Items from an interface collection

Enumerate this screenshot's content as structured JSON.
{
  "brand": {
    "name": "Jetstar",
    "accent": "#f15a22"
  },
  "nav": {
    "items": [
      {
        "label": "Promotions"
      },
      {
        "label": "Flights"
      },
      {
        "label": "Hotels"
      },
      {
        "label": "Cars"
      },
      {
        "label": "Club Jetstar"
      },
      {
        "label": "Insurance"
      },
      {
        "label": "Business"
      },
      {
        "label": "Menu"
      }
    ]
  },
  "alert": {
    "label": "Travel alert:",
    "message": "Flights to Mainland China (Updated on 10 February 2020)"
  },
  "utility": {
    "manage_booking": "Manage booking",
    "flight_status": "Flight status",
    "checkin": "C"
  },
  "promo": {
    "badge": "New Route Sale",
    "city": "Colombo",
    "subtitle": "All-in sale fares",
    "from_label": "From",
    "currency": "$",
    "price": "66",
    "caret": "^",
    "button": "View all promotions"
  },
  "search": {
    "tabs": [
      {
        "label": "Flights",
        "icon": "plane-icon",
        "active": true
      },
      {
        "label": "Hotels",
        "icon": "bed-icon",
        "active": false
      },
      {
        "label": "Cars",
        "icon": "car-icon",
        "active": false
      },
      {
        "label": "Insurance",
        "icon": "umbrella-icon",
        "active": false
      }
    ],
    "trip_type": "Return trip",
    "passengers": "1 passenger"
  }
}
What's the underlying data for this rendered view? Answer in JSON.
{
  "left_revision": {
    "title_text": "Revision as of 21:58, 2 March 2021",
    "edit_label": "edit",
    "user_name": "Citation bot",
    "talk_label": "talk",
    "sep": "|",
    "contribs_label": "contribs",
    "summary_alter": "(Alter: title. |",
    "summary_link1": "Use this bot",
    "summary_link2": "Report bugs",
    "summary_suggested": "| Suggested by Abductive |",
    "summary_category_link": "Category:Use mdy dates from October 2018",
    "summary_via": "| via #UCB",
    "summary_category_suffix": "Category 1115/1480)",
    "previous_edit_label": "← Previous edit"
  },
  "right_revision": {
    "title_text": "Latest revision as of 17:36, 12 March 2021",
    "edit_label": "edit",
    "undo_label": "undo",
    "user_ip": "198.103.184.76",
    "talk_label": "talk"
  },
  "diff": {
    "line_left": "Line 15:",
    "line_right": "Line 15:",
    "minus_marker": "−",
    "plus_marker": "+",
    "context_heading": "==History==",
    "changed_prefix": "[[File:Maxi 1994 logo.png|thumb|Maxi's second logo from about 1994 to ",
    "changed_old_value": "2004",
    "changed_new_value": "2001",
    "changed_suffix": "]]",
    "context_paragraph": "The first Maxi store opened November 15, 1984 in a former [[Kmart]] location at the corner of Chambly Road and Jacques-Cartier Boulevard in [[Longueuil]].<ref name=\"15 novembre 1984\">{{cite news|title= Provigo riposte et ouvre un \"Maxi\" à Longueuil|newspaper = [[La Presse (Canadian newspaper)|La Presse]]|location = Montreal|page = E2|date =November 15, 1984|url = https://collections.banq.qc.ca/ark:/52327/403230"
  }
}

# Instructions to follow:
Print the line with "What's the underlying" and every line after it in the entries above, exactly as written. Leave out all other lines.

# Expected answer:
What's the underlying data for this rendered view? Answer in JSON.
{
  "left_revision": {
    "title_text": "Revision as of 21:58, 2 March 2021",
    "edit_label": "edit",
    "user_name": "Citation bot",
    "talk_label": "talk",
    "sep": "|",
    "contribs_label": "contribs",
    "summary_alter": "(Alter: title. |",
    "summary_link1": "Use this bot",
    "summary_link2": "Report bugs",
    "summary_suggested": "| Suggested by Abductive |",
    "summary_category_link": "Category:Use mdy dates from October 2018",
    "summary_via": "| via #UCB",
    "summary_category_suffix": "Category 1115/1480)",
    "previous_edit_label": "← Previous edit"
  },
  "right_revision": {
    "title_text": "Latest revision as of 17:36, 12 March 2021",
    "edit_label": "edit",
    "undo_label": "undo",
    "user_ip": "198.103.184.76",
    "talk_label": "talk"
  },
  "diff": {
    "line_left": "Line 15:",
    "line_right": "Line 15:",
    "minus_marker": "−",
    "plus_marker": "+",
    "context_heading": "==History==",
    "changed_prefix": "[[File:Maxi 1994 logo.png|thumb|Maxi's second logo from about 1994 to ",
    "changed_old_value": "2004",
    "changed_new_value": "2001",
    "changed_suffix": "]]",
    "context_paragraph": "The first Maxi store opened November 15, 1984 in a former [[Kmart]] location at the corner of Chambly Road and Jacques-Cartier Boulevard in [[Longueuil]].<ref name=\"15 novembre 1984\">{{cite news|title= Provigo riposte et ouvre un \"Maxi\" à Longueuil|newspaper = [[La Presse (Canadian newspaper)|La Presse]]|location = Montreal|page = E2|date =November 15, 1984|url = https://collections.banq.qc.ca/ark:/52327/403230"
  }
}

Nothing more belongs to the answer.